Mohammed Aballa Ali Mohammed, 49, was caught rubbing up against a 38-year-old woman on a No. 4 train out of Grand Central at around 10 a.m. Monday, according to authorities. But when officers took him into custody and brought him to the Transit District police station for processing, he presented papers affirming his diplomatic status and was released.
Now prosecutors in the Manhattan district attorney's office are asking the mayor's office to petition for waiver of immunity so that they can pursue charges against him.
In a letter to the Mayor's Office for International Affairs, Nitin Savur writes that "there is reasonable cause to charge Mohammed and sufficient evidence to convict him beyond a reasonable doubt" for forcible touching and third-degree sexual abuse, both misdemeanors.
Savur continued: "I hereby formally request on behalf of the New York County District Attorney's Office that the Office of the Mayor petition the State Department to seek a waiver of immunity to allow prosecution herein."
According to the DA's office, two police officers spotted Mohammed on the subway platform staring at women's buttocks, and then follow one of them onto the no. 4 train.
While on the train, the officers saw him repeatedly rub himself against the back of the woman, who turned around each time to glare at him, according to prosecutors. She was boxed in and couldn't move away from him, while he allegedly had enough room behind him that he didn't need to be pressed up against her.
After he was arrested and taken to the Transit District 4 stationhouse, he presented ID cards from the Department of State and United Nation.

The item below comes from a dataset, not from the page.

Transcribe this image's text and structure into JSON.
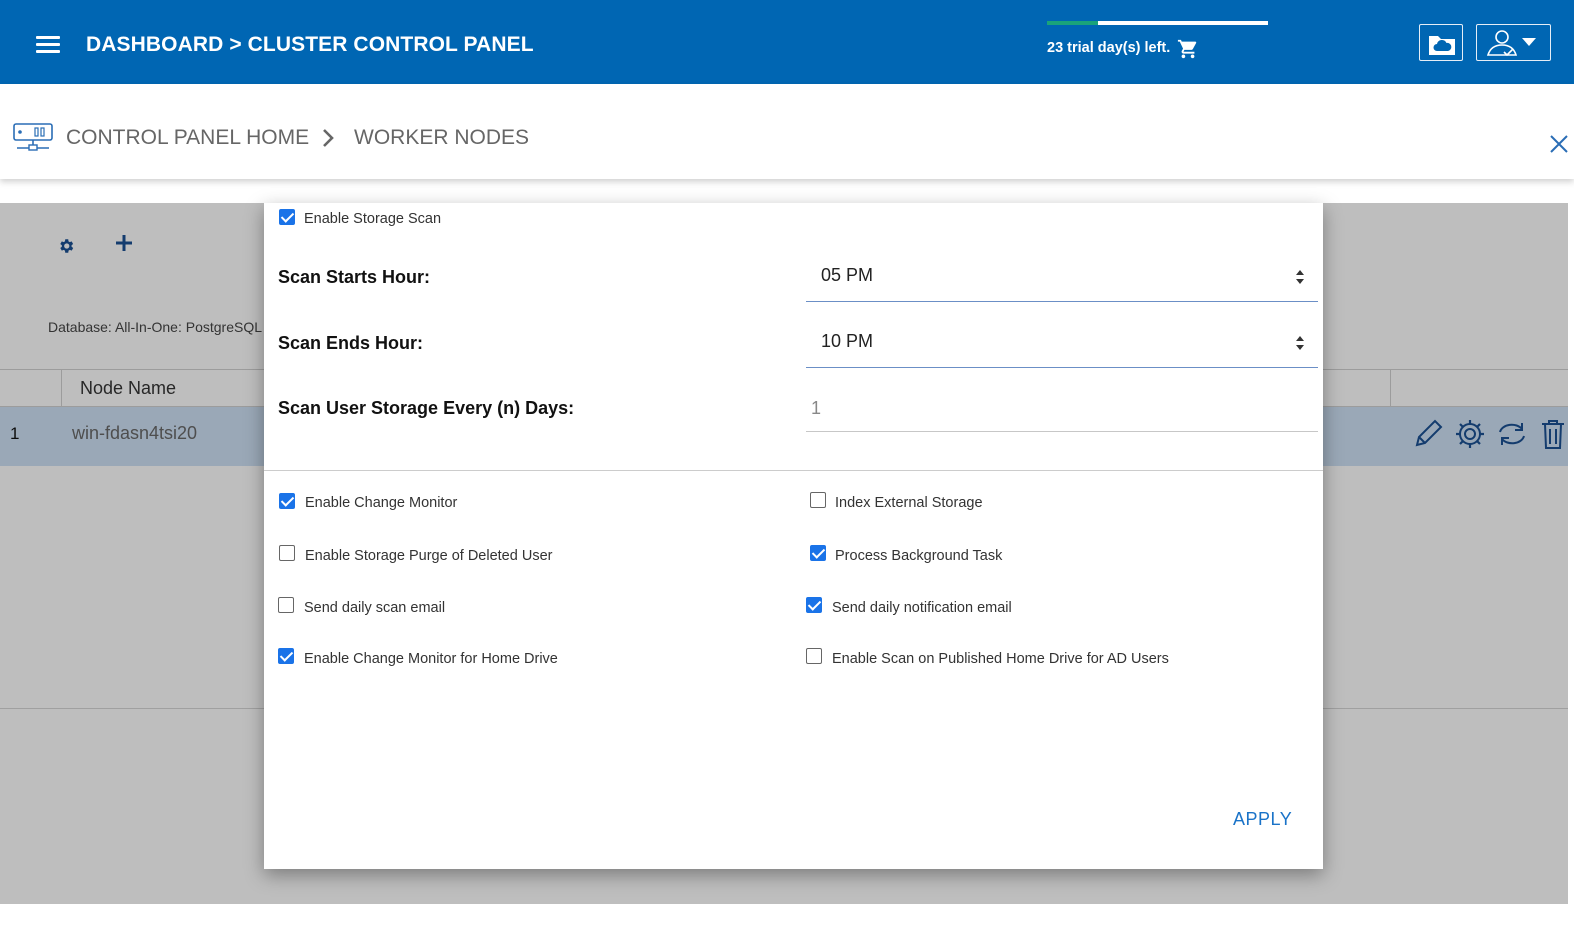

After police verified that he was the diplomat to Sudan and that he had diplomatic immunity, the arrest was voided and Mohammed was released, prosecutors said.
The Vienna Convention, an international treaty, protects diplomats from charges while overseas, according to New York attorney Daniel Arshack .
"One of the elements of the convention is that diplomats of a certain level will not be charged with crimes while they are clocked with their diplomatic status in a foreign country," he said.
The Sudanese Mission to the United Nations has not responded to calls or email requests for comment.